Yes, but: The AHA did not address issues of hospital consolidation and negotiating leverage, which studies show lead to higher commercial hospital prices regardless of what Medicare and Medicaid pay.

  • "Commercial prices are purely based on elasticity of demand in the local market," said Glenn Melnick, a health economist at the University of Southern California who reviewed the analysis. "It's not driven by what they're being paid by the other guys."

The bottom line: "If you've got market power, you can get above-market increases forever," Melnick said.

Go deeper

Big European soccer teams announce breakaway league

Liverpool's Mohamed Salah (L) after striking the ball during the UEFA Champions League Quarter Final Second Leg match between Liverpool F.C. and Real Madrid at Anfield in Liverpool, England, last Wednesday. Photo: John Powell/Liverpool FC via Getty Images

12 of world soccer's biggest and richest clubs announced Sunday they've formed a breakaway European "Super League" — with clubs Manchester United, Liverpool, Barcelona Real Madrid, Juventus and A.C. Milan among those to sign up.

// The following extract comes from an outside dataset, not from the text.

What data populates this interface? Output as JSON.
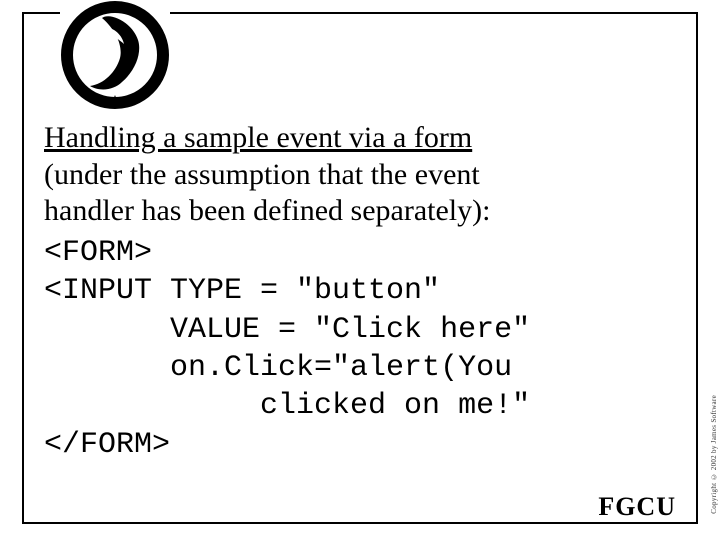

Details: So far the breakaway league that's due to start in August consists of six clubs from England, three from Spain and three from Italy.

3 hours ago - Politics & Policy

Senate Democrats settling on 25% corporate tax rate

Sen. Joe Manchin (D-W.Va.). Photo: Chip Somodevilla/Getty Images

The universe of Democratic senators concerned about raising the corporate tax rate to 28% is broader than Sen. Joe Manchin, and the rate will likely land at 25%, parties close to the discussion tell Axios.

Why it matters: While increasing the rate from 21% to 25% would raise about $600 billion over 15 years, it would leave President Biden well short of paying for his proposed $2.25 trillion, eight-year infrastructure package.

GOP pivot: Big business to small dollars

Illustration: Annelise Capossela/Axios

Republican leaders turned to grassroots supporters and raked in sizable donations after corporations cut them off post-Jan. 6.

Why it matters: If those companies hoped to push the GOP toward the center, they may have done just the opposite by turning Republican lawmakers toward their most committed — and ideologically driven — supporters.